(Task to carry out)
Work through the listing below and state how many of its lines hold the word "this". Give no other output.

Provided material below:

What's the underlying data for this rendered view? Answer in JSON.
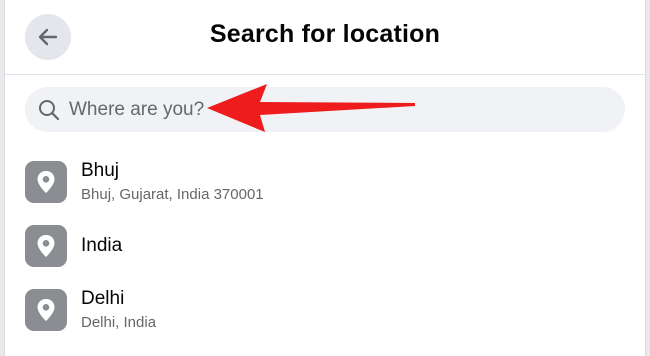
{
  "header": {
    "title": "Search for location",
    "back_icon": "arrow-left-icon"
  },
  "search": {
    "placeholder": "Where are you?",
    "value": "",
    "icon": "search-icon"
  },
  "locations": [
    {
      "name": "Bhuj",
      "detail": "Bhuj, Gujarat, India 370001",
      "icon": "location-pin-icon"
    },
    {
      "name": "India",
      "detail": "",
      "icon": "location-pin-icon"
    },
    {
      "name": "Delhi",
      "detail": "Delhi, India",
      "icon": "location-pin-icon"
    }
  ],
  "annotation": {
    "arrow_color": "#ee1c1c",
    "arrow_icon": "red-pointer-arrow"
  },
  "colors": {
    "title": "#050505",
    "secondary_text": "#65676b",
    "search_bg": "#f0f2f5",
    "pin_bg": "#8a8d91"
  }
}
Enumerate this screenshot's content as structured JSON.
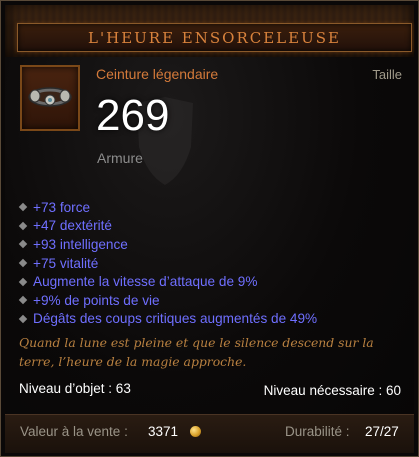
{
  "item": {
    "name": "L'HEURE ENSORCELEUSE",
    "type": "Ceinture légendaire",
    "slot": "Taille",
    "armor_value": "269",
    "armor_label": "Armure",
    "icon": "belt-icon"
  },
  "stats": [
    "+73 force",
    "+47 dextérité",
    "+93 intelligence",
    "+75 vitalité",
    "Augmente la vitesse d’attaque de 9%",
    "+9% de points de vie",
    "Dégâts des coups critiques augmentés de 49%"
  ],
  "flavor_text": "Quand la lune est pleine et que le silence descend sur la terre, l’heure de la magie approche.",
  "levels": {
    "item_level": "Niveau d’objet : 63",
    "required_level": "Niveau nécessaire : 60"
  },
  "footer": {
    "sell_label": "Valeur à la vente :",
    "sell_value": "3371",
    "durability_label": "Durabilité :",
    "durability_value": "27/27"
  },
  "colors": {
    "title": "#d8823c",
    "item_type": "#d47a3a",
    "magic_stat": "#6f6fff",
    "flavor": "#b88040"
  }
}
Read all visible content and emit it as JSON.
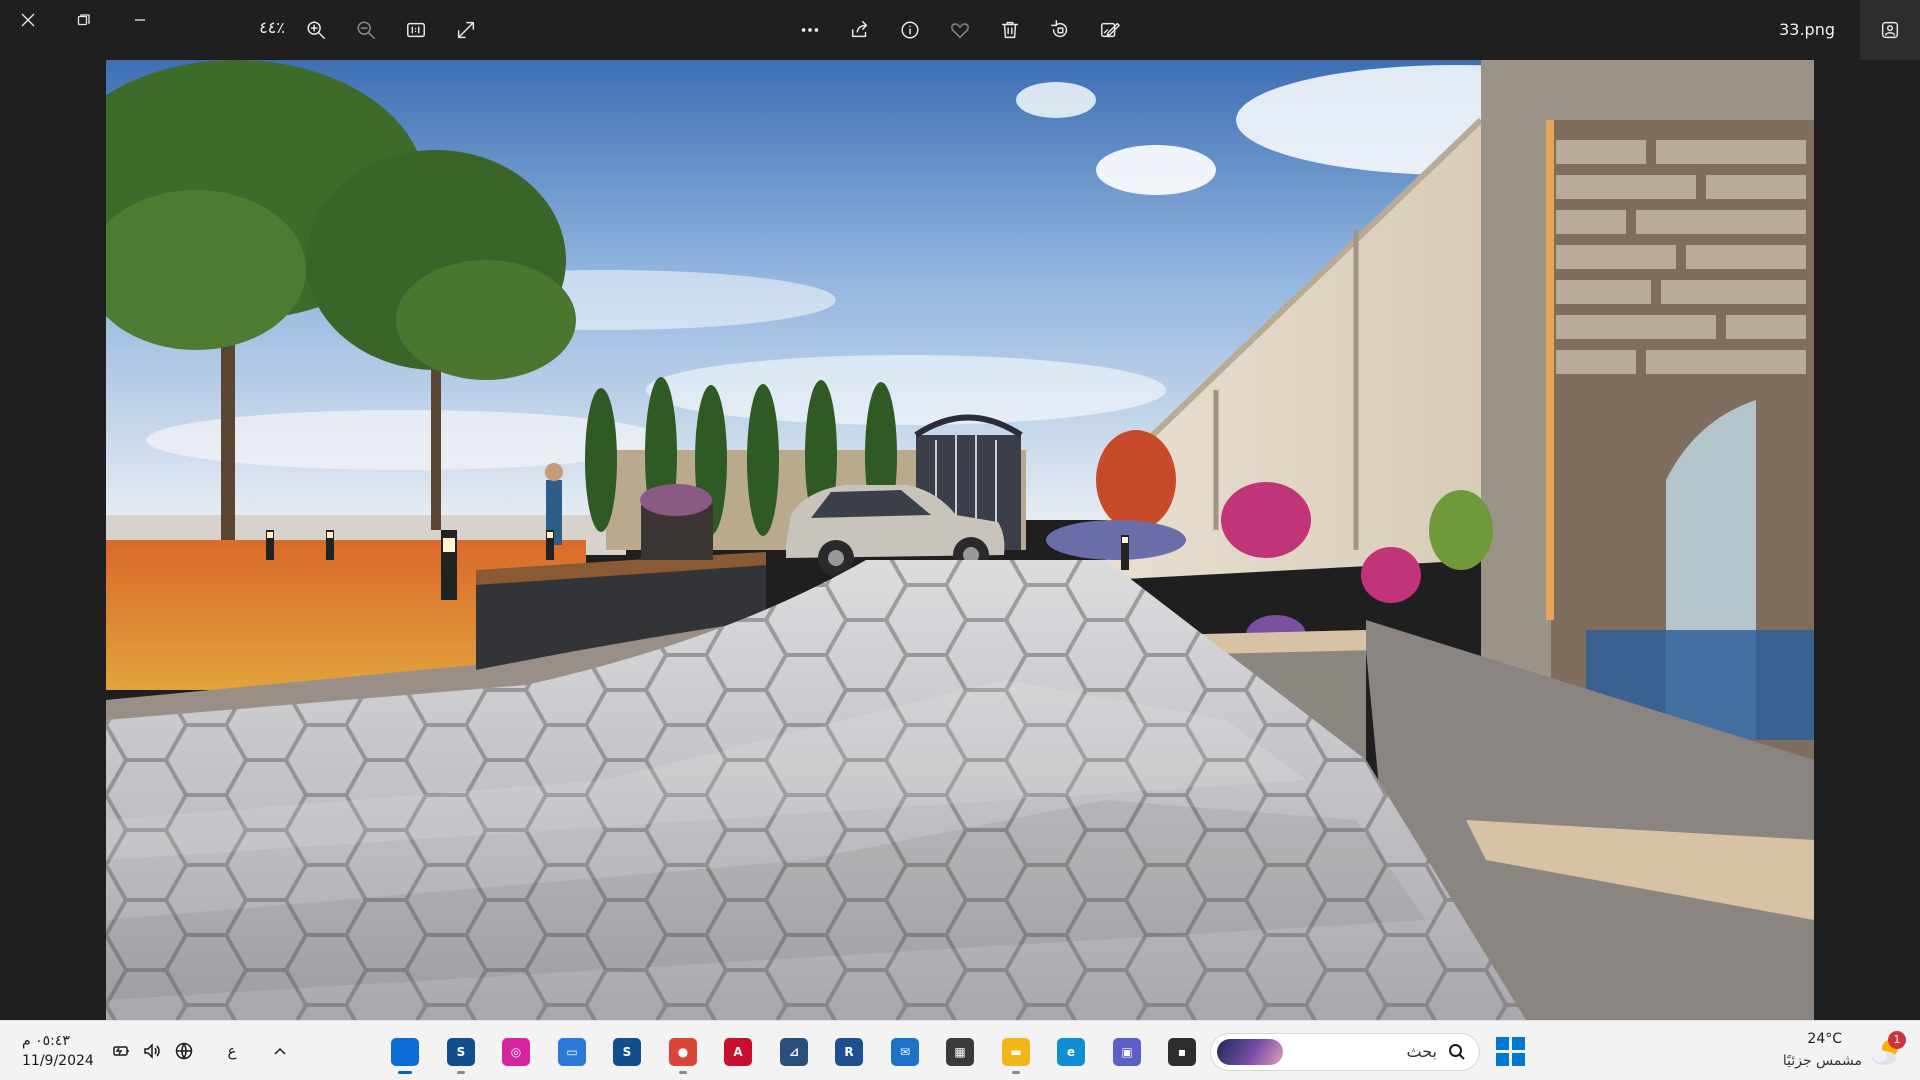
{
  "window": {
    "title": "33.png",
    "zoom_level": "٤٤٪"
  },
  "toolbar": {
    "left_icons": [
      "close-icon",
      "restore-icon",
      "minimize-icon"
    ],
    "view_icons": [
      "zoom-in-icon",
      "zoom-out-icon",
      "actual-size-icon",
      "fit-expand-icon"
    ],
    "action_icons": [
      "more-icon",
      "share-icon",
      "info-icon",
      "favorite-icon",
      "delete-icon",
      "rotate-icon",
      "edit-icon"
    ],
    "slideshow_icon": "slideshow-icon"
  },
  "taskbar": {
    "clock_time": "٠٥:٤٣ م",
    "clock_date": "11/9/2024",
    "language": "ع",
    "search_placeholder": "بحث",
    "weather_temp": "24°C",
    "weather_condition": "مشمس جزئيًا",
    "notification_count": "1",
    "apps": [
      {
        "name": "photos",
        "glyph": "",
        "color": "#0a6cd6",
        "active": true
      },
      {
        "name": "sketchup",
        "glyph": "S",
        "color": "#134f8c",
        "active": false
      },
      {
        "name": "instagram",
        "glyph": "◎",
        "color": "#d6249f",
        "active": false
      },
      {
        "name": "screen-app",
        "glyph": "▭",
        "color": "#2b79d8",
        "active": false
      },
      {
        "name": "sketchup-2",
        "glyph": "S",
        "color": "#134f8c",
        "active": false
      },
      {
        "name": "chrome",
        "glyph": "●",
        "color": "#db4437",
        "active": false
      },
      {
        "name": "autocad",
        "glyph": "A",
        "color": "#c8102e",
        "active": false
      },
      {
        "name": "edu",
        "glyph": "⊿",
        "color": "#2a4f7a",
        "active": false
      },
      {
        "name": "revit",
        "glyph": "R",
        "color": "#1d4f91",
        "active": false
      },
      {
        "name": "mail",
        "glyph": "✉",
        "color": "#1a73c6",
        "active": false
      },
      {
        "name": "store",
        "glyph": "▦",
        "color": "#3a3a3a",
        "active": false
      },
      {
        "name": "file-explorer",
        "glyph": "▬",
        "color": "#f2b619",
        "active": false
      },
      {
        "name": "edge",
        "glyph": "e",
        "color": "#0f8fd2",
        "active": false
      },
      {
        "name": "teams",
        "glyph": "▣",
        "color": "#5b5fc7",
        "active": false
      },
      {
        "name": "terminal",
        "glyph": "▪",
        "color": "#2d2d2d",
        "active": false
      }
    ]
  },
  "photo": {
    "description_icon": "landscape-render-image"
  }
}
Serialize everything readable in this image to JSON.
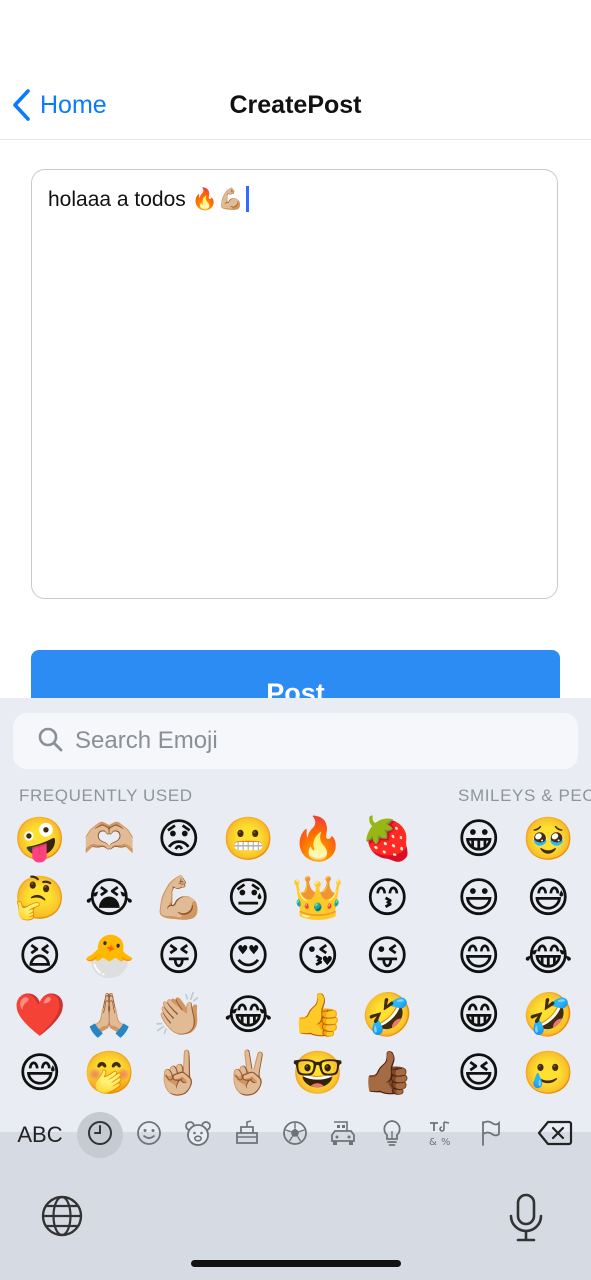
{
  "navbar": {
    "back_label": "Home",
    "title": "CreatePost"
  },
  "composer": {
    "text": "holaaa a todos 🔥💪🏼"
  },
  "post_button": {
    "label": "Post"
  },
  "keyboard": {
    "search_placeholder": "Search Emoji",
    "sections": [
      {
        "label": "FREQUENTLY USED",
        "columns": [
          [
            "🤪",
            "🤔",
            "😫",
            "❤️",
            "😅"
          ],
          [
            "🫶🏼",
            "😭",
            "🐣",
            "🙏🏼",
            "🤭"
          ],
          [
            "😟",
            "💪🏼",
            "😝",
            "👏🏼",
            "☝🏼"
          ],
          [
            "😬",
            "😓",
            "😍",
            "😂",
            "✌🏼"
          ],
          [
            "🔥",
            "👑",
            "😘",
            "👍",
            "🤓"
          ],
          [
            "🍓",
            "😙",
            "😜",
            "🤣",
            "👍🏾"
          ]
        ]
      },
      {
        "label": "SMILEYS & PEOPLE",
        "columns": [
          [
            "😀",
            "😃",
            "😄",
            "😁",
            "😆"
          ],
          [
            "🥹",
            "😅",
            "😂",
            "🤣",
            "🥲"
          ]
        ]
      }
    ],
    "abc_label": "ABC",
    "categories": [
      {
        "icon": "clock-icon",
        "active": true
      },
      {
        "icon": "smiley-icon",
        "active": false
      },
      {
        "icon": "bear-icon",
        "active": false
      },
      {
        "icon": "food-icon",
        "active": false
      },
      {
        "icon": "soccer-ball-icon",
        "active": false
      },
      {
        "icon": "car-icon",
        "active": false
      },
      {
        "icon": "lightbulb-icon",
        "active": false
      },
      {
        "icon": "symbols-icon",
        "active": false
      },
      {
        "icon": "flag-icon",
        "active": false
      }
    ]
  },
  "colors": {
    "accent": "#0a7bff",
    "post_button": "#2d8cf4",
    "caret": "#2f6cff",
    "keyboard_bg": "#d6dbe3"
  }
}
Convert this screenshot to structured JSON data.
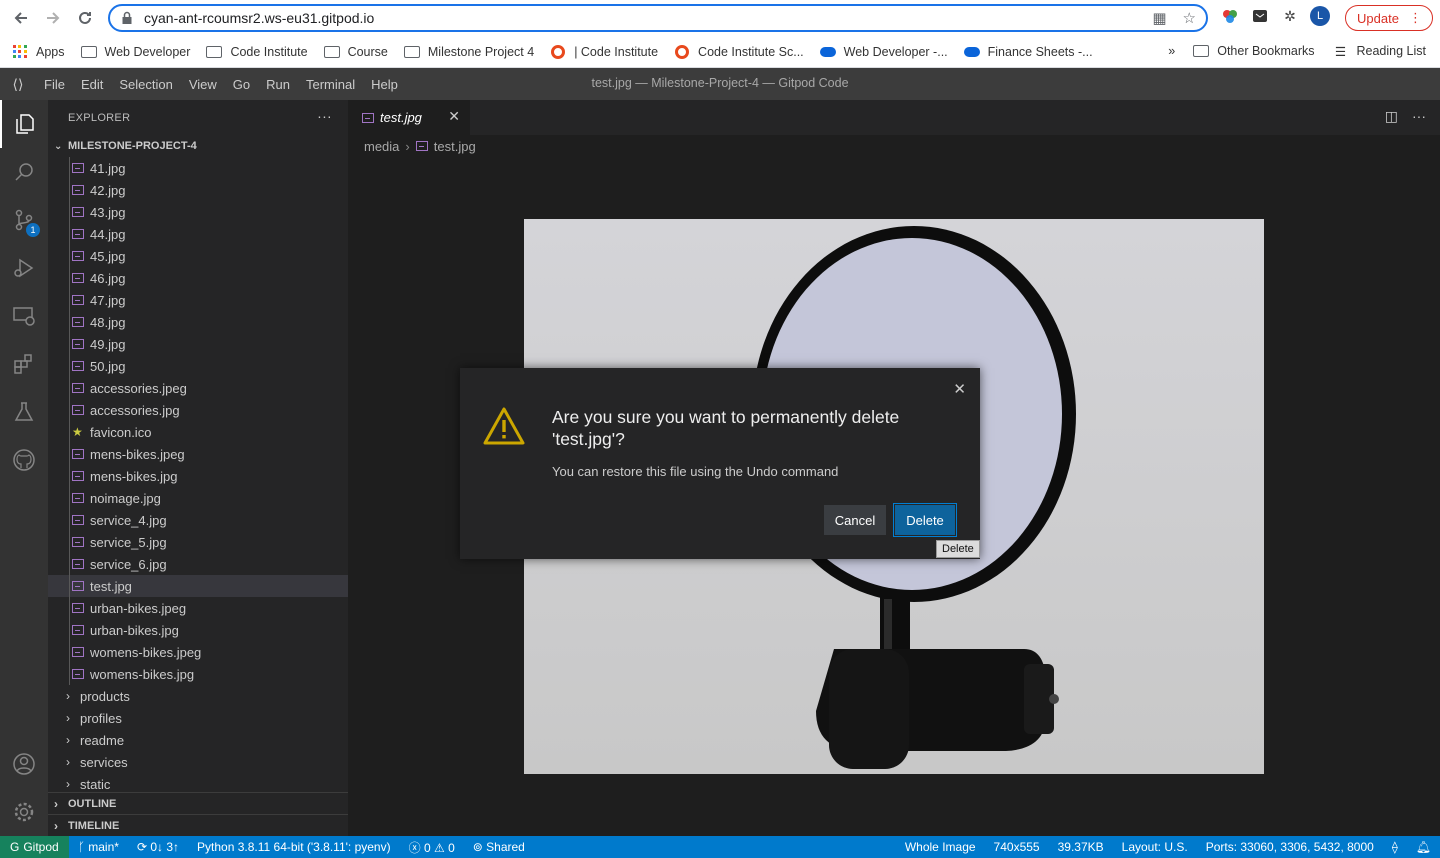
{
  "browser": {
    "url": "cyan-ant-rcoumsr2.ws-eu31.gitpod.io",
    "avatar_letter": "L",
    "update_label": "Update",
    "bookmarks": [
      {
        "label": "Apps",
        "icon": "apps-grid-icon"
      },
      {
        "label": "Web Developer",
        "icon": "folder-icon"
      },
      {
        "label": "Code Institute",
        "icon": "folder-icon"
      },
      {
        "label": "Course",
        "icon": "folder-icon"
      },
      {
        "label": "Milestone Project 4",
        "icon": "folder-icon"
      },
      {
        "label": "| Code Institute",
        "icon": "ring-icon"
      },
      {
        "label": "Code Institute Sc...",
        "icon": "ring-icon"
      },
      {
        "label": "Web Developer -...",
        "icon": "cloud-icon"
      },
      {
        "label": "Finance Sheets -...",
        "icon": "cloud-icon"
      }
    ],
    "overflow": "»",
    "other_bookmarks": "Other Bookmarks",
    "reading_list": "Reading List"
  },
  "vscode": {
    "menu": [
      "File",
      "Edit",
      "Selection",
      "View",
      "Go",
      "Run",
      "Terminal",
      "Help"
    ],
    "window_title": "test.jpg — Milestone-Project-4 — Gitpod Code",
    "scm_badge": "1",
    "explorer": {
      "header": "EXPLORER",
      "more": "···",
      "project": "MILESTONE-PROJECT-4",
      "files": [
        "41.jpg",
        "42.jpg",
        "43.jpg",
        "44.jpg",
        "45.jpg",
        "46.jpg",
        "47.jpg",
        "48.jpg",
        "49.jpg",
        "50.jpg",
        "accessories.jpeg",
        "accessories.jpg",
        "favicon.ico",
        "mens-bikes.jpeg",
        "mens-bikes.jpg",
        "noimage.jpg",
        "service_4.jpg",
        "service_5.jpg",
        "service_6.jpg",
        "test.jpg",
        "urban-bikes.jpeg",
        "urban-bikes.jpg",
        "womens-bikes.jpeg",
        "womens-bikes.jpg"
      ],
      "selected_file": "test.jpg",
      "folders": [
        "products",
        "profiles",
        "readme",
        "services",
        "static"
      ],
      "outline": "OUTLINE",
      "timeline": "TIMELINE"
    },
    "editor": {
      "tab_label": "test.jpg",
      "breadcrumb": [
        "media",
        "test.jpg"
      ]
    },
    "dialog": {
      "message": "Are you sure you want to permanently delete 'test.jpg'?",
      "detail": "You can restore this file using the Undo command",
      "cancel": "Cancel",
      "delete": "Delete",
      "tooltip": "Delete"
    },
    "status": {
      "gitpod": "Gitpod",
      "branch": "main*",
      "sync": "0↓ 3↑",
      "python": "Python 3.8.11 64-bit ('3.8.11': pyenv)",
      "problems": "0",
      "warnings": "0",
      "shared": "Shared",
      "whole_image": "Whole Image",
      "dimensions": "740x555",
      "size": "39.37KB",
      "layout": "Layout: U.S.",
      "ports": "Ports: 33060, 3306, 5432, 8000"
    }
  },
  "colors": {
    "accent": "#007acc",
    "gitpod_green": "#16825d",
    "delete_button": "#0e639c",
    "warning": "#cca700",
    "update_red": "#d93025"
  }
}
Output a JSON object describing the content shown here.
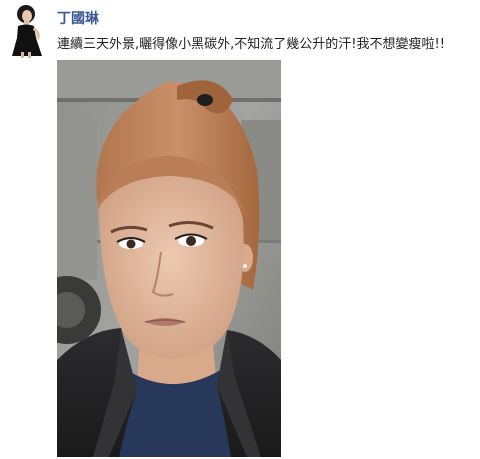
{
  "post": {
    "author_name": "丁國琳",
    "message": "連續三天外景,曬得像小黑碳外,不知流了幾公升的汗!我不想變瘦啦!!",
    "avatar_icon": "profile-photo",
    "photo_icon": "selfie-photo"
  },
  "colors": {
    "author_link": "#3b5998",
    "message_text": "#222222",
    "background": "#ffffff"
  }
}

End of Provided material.

(Your response)
5